_WHAT THE TASK ASKS_
Search the data for "icon" and copy every matching line.

Data excerpts:
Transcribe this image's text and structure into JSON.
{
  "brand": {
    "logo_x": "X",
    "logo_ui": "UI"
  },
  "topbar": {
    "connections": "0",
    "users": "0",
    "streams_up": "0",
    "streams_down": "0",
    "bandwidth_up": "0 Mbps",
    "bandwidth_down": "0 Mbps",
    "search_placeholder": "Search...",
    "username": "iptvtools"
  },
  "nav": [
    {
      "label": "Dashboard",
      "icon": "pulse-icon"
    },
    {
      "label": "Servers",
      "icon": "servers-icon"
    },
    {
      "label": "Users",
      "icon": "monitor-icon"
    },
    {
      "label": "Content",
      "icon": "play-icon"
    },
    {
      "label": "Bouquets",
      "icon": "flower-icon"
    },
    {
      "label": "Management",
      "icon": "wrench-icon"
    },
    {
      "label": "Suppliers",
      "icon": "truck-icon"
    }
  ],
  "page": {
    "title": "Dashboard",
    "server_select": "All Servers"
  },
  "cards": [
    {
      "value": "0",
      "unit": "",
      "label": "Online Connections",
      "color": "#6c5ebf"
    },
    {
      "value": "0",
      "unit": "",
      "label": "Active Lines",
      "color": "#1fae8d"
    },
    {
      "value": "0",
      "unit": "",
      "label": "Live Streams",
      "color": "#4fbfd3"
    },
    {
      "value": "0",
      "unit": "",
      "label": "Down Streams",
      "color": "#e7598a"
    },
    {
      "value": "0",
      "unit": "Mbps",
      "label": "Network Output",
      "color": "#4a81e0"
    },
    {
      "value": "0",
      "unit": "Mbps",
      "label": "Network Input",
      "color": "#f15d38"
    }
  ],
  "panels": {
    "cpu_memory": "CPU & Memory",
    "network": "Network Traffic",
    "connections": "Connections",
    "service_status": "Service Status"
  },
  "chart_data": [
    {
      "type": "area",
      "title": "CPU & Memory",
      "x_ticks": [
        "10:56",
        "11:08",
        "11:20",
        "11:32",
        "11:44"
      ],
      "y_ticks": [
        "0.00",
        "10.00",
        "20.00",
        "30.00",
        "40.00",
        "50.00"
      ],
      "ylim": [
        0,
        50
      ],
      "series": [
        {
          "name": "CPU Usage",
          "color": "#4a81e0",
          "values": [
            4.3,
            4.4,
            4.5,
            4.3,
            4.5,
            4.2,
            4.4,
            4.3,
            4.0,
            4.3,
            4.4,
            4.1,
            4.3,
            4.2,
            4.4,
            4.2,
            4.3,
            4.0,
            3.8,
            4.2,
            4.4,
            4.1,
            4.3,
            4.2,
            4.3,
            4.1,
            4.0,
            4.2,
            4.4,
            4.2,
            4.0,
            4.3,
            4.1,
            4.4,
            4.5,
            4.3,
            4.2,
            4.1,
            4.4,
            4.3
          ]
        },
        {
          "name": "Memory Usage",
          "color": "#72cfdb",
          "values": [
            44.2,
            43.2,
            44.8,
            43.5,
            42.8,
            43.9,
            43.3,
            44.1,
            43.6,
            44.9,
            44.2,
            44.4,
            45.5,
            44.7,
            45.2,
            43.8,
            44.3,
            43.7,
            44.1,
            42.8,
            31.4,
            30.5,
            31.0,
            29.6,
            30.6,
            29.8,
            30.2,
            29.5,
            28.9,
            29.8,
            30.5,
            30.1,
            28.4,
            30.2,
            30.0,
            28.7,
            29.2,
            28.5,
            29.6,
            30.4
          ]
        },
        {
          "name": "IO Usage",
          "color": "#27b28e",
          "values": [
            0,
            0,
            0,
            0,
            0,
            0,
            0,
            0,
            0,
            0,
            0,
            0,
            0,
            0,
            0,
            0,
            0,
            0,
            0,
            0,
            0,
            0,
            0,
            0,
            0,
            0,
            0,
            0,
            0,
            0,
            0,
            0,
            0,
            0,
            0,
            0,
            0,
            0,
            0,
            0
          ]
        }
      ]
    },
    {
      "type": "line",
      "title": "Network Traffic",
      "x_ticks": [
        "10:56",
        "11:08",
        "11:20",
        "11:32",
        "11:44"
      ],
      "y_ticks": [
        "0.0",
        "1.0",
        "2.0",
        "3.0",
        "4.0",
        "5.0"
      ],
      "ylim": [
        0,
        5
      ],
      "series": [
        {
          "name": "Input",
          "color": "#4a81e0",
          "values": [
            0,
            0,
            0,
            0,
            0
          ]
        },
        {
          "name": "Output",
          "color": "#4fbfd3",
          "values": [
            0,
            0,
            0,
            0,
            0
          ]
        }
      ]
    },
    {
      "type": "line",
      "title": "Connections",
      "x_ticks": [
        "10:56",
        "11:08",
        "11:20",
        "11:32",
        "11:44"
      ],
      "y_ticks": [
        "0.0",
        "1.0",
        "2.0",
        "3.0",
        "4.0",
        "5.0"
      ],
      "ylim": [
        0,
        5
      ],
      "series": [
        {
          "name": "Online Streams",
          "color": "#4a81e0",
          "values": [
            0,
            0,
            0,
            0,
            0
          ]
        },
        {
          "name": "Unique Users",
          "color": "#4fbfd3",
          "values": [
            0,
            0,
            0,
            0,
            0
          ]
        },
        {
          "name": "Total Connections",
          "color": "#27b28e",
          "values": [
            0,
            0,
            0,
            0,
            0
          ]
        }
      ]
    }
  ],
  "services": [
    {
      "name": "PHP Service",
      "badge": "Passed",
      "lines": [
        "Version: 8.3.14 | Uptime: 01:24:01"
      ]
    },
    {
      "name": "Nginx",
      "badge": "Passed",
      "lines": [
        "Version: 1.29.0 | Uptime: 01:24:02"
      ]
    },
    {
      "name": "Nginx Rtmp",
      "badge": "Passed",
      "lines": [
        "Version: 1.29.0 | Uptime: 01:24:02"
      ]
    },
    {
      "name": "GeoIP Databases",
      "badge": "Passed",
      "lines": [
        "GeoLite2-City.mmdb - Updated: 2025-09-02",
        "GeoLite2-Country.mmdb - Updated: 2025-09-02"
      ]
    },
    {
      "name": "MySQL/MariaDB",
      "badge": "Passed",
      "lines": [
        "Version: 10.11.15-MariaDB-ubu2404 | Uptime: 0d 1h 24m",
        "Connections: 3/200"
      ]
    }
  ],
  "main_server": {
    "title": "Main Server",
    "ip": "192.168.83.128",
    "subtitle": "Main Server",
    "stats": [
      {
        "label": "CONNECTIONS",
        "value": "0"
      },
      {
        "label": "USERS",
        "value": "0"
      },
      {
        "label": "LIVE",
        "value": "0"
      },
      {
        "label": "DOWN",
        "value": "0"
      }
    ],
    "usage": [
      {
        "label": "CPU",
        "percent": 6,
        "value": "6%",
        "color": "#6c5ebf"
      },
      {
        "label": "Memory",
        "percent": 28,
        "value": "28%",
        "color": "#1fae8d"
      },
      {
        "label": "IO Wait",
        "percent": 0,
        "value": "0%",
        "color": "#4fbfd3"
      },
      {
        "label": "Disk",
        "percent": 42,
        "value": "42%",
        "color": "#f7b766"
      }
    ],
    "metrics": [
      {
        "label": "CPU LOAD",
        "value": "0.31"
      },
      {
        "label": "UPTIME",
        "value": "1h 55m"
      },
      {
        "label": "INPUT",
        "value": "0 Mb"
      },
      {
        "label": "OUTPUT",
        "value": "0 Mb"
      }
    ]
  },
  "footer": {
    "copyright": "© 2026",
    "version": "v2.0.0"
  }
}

_EXPECTED ANSWER_
      "icon": "pulse-icon"
      "icon": "servers-icon"
      "icon": "monitor-icon"
      "icon": "play-icon"
      "icon": "flower-icon"
      "icon": "wrench-icon"
      "icon": "truck-icon"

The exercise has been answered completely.